Apart from cadres with science and technology backgrounds, investment-focused officials, many born in the 1970s, have also been appointed to senior provincial positions as China faces a deflating real estate bubble and slowing economy.

“A close look at the career patterns of these [1970s generation] rising stars reveals that many of them have had broader leadership experience in China’s flagship enterprises or major financial institutions,” the Brookings Institution’s Cheng wrote in an analysis published in May.

Among the 108 highest-ranking leaders born since the 1970s, 86 of them – or 79.6 per cent – serve as vice-governors and members of provincial party standing committees. Of those 86, more than half have primarily advanced their careers in industrial enterprises or financial institutions rather than local administrations, he added.

Loyalty still counts when it comes to promotions. In the words of Chen Xi, the head of the party’s Central Organisation Department, “cadre loyalty remains the soul of politics”.

In the final run-up to the congress, senior officials have rushed to pledge allegiance to Xi’s absolute leadership and governance doctrines, exalting him as a “beacon”, “compass” and “fulcrum”.

However, while political loyalty remains important for all leaders, it is difficult to measure, as breaking with Xi’s policy would result in damage to one’s political career, according to Rana Mitter, professor of modern Chinese history and politics at the University of Oxford.

“Loyalty in the Xi era is highly tied to demonstrable devotion to the top leader personally, which was somewhat similar to that with the era under Mao [Zedong]. But loyalty [then] was combined with a fairly clear ideological agenda, notably Soviet-style economics in the 1950s and violent class struggle in the 1960s,” Mitter said.

“In the Xi era, ideology is in flux, with new gestures toward concepts as varied as global tech ambition and a return to a reinterpreted traditional Chinese philosophy.
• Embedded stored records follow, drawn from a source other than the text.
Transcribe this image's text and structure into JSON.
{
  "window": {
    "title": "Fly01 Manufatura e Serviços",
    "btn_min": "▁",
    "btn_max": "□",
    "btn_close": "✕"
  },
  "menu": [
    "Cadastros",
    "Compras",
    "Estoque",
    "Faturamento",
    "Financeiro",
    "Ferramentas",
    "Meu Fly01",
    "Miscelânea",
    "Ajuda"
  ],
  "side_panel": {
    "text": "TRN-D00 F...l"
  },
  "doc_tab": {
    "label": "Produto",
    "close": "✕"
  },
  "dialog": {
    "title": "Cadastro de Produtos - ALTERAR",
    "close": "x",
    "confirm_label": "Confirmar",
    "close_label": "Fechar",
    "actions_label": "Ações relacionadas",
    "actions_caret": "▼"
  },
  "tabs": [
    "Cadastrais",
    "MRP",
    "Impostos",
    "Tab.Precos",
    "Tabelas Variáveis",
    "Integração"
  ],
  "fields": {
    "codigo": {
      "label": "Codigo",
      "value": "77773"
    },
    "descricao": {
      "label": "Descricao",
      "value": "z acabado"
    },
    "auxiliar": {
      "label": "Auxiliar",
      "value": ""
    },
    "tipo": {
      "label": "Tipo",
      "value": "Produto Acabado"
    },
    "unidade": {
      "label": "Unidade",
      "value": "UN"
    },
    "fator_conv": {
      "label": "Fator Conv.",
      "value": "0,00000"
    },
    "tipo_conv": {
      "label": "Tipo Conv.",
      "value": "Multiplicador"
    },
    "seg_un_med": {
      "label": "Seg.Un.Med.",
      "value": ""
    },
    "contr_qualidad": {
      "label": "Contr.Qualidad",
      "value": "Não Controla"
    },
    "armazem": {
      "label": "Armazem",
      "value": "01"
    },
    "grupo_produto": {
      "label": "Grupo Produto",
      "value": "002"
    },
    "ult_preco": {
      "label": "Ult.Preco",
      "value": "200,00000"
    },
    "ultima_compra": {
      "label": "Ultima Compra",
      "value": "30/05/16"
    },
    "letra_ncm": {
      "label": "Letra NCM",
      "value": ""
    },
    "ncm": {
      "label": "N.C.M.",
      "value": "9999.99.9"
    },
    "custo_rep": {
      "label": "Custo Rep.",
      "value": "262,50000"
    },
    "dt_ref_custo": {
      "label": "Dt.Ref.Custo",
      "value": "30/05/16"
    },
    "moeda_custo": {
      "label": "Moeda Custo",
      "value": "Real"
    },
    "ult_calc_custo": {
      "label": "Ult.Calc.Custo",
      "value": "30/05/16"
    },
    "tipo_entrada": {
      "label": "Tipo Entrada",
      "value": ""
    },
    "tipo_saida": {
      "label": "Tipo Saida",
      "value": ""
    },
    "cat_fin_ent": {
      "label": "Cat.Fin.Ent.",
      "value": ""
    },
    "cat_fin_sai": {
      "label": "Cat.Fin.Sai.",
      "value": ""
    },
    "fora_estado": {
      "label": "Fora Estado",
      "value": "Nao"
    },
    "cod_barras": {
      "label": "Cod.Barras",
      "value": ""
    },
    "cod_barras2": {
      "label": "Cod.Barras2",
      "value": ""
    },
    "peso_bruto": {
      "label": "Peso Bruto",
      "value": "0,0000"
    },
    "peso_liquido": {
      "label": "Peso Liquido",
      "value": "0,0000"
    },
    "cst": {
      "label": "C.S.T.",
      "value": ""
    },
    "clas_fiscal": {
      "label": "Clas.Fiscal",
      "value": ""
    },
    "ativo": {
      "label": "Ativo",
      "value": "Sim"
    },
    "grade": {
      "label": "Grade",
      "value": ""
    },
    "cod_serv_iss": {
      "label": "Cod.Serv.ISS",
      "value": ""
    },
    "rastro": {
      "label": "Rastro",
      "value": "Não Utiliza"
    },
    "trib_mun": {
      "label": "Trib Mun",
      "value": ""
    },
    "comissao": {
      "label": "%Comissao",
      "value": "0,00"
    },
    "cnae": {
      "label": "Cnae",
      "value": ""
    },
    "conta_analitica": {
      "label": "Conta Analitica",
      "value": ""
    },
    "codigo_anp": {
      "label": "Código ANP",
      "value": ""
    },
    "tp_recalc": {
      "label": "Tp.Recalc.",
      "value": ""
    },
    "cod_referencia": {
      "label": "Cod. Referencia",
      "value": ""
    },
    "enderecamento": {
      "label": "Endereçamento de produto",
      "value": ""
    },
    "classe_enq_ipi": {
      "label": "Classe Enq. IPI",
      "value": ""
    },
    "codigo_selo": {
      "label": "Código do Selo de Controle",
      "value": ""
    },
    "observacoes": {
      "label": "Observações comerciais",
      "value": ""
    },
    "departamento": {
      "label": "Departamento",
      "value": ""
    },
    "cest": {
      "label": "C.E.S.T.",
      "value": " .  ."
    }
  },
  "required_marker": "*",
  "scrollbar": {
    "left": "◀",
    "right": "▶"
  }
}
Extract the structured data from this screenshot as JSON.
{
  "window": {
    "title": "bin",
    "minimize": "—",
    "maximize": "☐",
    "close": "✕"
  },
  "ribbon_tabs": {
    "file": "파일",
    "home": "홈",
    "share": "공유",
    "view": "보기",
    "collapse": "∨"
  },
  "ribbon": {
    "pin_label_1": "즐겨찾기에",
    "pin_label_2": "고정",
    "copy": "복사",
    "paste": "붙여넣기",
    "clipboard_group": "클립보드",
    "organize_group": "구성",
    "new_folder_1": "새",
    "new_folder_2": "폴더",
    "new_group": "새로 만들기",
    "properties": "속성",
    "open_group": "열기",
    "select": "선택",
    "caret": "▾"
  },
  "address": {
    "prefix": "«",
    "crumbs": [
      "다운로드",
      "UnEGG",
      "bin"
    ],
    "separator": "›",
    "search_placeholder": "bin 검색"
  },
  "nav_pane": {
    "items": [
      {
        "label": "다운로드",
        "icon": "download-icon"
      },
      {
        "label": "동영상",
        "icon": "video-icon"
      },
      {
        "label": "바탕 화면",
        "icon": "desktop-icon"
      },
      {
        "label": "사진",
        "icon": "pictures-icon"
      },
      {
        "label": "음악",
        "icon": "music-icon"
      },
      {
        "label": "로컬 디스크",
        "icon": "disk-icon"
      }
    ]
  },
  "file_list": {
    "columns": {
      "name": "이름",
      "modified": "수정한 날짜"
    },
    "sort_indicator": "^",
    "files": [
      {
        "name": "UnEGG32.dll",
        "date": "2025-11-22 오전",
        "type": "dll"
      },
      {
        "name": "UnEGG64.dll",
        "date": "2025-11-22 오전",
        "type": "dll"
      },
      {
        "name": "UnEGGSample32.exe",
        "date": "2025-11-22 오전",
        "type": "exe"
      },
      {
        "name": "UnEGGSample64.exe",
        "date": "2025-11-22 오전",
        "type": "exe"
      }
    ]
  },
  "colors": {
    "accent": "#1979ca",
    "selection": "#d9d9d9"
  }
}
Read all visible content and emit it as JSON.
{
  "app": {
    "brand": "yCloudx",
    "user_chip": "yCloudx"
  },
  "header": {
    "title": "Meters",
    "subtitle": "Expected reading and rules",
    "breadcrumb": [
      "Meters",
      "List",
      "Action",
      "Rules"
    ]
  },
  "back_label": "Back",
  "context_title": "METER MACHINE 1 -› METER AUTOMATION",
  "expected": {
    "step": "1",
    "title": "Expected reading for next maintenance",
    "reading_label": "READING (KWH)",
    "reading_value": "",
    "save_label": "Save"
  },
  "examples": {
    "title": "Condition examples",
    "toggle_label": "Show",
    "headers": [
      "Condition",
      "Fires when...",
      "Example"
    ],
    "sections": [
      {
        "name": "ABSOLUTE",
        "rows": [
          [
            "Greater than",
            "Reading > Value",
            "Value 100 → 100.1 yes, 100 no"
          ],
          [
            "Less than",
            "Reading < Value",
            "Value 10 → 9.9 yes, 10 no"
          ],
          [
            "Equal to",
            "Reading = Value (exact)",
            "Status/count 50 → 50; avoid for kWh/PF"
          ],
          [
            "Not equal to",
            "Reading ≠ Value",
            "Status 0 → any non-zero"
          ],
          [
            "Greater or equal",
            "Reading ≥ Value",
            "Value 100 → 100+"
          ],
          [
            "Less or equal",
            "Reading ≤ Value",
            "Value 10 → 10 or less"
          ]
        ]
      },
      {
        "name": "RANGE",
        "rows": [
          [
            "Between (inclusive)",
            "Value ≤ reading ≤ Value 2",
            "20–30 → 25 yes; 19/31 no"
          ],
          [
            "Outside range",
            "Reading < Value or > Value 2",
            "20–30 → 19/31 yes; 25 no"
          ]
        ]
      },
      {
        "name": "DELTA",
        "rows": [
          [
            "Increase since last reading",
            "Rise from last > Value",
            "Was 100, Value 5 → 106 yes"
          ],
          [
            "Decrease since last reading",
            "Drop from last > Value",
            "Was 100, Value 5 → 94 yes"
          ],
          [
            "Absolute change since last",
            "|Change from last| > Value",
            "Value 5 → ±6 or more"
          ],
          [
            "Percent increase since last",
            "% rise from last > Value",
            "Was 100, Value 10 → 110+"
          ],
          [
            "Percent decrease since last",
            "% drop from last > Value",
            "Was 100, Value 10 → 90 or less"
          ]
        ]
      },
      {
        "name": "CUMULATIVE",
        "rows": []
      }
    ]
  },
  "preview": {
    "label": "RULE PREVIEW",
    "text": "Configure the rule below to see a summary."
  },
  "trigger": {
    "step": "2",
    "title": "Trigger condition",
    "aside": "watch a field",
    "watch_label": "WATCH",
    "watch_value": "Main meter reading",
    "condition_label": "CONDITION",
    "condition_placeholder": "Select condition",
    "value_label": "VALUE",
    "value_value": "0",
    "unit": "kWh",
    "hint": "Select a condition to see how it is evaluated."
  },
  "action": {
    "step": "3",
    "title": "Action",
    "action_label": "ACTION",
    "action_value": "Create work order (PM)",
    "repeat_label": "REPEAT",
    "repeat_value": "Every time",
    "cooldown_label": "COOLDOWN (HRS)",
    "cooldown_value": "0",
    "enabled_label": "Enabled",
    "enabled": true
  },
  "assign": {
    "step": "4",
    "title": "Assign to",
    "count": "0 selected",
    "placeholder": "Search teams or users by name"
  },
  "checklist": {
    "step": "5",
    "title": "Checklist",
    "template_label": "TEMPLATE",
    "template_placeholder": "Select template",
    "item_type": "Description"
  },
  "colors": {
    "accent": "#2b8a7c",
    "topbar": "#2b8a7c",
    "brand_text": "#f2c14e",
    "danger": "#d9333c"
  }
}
So figures who are perceived to be close to Xi are not necessarily tied to any particular ideological position,” he added.

“I would measure a cadre’s loyalty perhaps by seeing how much he or she uses terms that are specific to Xi. Take last summer for instance, that might have been ‘common prosperity’.”






Leave a Reply

Your email address will not be published. Required fields are marked *